▶ **WORK INSTRUCTIONS**
Each entry below should be printed exactly as given.

▶ **Page and application data records**
+ + +

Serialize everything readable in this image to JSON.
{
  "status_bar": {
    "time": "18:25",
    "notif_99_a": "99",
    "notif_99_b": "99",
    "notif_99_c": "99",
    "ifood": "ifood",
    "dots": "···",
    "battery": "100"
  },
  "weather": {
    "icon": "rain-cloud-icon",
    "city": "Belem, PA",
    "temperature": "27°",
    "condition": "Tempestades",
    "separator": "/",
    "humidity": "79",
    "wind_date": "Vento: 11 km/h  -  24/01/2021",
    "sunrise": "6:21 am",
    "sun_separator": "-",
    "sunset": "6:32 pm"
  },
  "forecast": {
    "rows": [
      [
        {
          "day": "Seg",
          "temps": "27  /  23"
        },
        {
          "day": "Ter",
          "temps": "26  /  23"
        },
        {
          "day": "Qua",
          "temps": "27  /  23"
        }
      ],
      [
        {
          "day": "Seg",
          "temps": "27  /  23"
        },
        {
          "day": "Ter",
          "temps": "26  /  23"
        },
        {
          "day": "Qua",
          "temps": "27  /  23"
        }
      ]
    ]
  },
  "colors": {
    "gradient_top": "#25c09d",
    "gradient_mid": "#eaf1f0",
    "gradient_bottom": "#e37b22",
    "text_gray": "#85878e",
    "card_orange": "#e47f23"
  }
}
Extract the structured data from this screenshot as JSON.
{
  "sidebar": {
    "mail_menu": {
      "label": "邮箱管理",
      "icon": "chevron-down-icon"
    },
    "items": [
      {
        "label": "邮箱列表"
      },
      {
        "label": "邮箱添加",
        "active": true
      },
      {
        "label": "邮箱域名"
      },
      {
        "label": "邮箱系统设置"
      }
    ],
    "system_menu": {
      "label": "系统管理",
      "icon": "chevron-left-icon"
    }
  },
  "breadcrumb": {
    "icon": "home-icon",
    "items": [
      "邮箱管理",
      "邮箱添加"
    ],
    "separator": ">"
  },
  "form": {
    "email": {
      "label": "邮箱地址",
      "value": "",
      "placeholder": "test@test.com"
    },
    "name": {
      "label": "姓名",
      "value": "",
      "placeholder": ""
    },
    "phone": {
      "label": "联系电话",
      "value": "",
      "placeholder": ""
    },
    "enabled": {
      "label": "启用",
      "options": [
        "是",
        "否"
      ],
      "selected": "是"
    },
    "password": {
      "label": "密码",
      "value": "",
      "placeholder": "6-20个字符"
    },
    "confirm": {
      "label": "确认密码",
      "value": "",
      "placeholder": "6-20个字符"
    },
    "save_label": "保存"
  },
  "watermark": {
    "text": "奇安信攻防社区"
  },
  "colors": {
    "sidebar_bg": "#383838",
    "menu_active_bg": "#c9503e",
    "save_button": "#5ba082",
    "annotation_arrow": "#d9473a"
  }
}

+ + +

▶ **RESPONSE TO THE EXERCISE**
Serialize everything readable in this image to JSON.
{
  "status_bar": {
    "time": "18:25",
    "notif_99_a": "99",
    "notif_99_b": "99",
    "notif_99_c": "99",
    "ifood": "ifood",
    "dots": "···",
    "battery": "100"
  },
  "weather": {
    "icon": "rain-cloud-icon",
    "city": "Belem, PA",
    "temperature": "27°",
    "condition": "Tempestades",
    "separator": "/",
    "humidity": "79",
    "wind_date": "Vento: 11 km/h  -  24/01/2021",
    "sunrise": "6:21 am",
    "sun_separator": "-",
    "sunset": "6:32 pm"
  },
  "forecast": {
    "rows": [
      [
        {
          "day": "Seg",
          "temps": "27  /  23"
        },
        {
          "day": "Ter",
          "temps": "26  /  23"
        },
        {
          "day": "Qua",
          "temps": "27  /  23"
        }
      ],
      [
        {
          "day": "Seg",
          "temps": "27  /  23"
        },
        {
          "day": "Ter",
          "temps": "26  /  23"
        },
        {
          "day": "Qua",
          "temps": "27  /  23"
        }
      ]
    ]
  },
  "colors": {
    "gradient_top": "#25c09d",
    "gradient_mid": "#eaf1f0",
    "gradient_bottom": "#e37b22",
    "text_gray": "#85878e",
    "card_orange": "#e47f23"
  }
}
Extract the structured data from this screenshot as JSON.
{
  "sidebar": {
    "mail_menu": {
      "label": "邮箱管理",
      "icon": "chevron-down-icon"
    },
    "items": [
      {
        "label": "邮箱列表"
      },
      {
        "label": "邮箱添加",
        "active": true
      },
      {
        "label": "邮箱域名"
      },
      {
        "label": "邮箱系统设置"
      }
    ],
    "system_menu": {
      "label": "系统管理",
      "icon": "chevron-left-icon"
    }
  },
  "breadcrumb": {
    "icon": "home-icon",
    "items": [
      "邮箱管理",
      "邮箱添加"
    ],
    "separator": ">"
  },
  "form": {
    "email": {
      "label": "邮箱地址",
      "value": "",
      "placeholder": "test@test.com"
    },
    "name": {
      "label": "姓名",
      "value": "",
      "placeholder": ""
    },
    "phone": {
      "label": "联系电话",
      "value": "",
      "placeholder": ""
    },
    "enabled": {
      "label": "启用",
      "options": [
        "是",
        "否"
      ],
      "selected": "是"
    },
    "password": {
      "label": "密码",
      "value": "",
      "placeholder": "6-20个字符"
    },
    "confirm": {
      "label": "确认密码",
      "value": "",
      "placeholder": "6-20个字符"
    },
    "save_label": "保存"
  },
  "watermark": {
    "text": "奇安信攻防社区"
  },
  "colors": {
    "sidebar_bg": "#383838",
    "menu_active_bg": "#c9503e",
    "save_button": "#5ba082",
    "annotation_arrow": "#d9473a"
  }
}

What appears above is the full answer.